A 2011 study published by Schultz et. al. in the well-known journal Nature explained how our primitive ancestors who were better at socializing had a fitness and survival advantage over their less-sociable peers, particularly as human beings learnt and evolved different foraging styles. Biologists and anthropologists have tried for years to understand exactly how qualities like individual and social behaviors evolve with time. In this study, the researchers suggested that as human beings moved from foraging alone to foraging in more adaptive social groups, and from foraging at night to foraging in the day (a more dangerous time), they developed sophisticated communication, empathy, cooperation and social rules. In other words, the social reality of human beings evolved a long time ago along with all our other traits.
We are hardwired this way today precisely because these behaviors were advantageous for our ancestors; those who were less sociable did not have this advantage and consequently died out millions of years ago. In fact, many believe that our very brains evolved to process the extra data that came with living in a group one had to get along with in order to survive. Our language, our faculty for imagination, our love for storytelling, our social and familial structures—all of these helped our ancestors survive, and still help us survive today.

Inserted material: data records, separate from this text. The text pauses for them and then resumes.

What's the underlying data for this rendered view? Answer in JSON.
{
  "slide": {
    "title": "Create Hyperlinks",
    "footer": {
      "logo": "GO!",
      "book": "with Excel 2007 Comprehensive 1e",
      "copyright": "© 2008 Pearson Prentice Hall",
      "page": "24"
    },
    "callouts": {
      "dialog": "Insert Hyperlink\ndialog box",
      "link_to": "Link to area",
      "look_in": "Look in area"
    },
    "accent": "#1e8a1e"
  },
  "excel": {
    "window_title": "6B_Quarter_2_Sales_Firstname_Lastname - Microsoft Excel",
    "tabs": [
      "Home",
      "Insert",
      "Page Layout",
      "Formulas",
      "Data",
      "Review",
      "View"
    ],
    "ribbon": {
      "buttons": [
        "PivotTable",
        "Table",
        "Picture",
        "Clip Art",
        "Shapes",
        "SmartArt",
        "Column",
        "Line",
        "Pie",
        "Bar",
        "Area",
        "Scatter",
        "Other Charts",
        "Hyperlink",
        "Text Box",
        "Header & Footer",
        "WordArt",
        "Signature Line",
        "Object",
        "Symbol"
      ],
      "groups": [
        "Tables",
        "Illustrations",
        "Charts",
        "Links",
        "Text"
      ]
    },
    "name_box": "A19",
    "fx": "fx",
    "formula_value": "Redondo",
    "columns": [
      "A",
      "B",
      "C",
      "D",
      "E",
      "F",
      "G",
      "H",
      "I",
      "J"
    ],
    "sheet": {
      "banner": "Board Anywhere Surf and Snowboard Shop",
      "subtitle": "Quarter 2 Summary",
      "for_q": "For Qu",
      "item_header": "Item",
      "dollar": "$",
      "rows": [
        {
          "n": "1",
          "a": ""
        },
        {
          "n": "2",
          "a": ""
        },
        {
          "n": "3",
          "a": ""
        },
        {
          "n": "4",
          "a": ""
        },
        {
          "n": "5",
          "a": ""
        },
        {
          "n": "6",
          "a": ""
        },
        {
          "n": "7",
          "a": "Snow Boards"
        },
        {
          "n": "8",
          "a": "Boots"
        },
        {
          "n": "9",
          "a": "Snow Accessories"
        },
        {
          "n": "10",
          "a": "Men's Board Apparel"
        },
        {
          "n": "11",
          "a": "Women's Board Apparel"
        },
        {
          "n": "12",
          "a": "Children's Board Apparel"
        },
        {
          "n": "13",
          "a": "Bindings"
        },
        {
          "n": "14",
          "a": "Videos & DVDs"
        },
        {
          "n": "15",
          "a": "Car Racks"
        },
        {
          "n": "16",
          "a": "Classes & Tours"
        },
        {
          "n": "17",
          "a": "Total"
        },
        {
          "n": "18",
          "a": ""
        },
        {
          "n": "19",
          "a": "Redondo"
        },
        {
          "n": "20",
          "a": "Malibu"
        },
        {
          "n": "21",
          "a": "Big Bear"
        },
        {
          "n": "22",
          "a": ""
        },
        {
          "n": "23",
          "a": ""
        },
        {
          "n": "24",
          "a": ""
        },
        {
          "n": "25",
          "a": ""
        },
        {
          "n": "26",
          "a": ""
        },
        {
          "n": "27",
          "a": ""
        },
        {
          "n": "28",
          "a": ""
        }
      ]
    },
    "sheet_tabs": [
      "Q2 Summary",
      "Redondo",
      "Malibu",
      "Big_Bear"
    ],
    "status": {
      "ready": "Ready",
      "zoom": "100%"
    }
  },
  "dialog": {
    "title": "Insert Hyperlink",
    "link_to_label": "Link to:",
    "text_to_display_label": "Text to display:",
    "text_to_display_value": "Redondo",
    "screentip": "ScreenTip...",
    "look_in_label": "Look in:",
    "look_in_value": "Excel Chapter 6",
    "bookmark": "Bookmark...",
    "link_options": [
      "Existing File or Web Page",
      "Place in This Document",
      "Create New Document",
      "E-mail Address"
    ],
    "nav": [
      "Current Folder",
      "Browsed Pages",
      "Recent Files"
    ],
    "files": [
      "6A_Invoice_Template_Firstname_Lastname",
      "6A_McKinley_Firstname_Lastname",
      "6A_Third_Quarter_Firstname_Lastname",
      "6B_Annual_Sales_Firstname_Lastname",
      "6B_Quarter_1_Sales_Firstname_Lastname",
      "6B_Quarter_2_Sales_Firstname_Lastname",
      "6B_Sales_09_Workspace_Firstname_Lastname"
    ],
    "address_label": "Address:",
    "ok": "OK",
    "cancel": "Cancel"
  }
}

It’s amazing to imagine that human beings had to actually learn how to be social, in the same way we had to learn to walk upright or use tools. In fact, being social is a bit like a tool in itself, and mankind’s early mastery of this skill developed in tandem with his ability to work together with a group and expand his reach. Another more recent article in the same journal proposes that early man developed language primarily as a social skill, i.e. to share advanced ideas with other members of the group.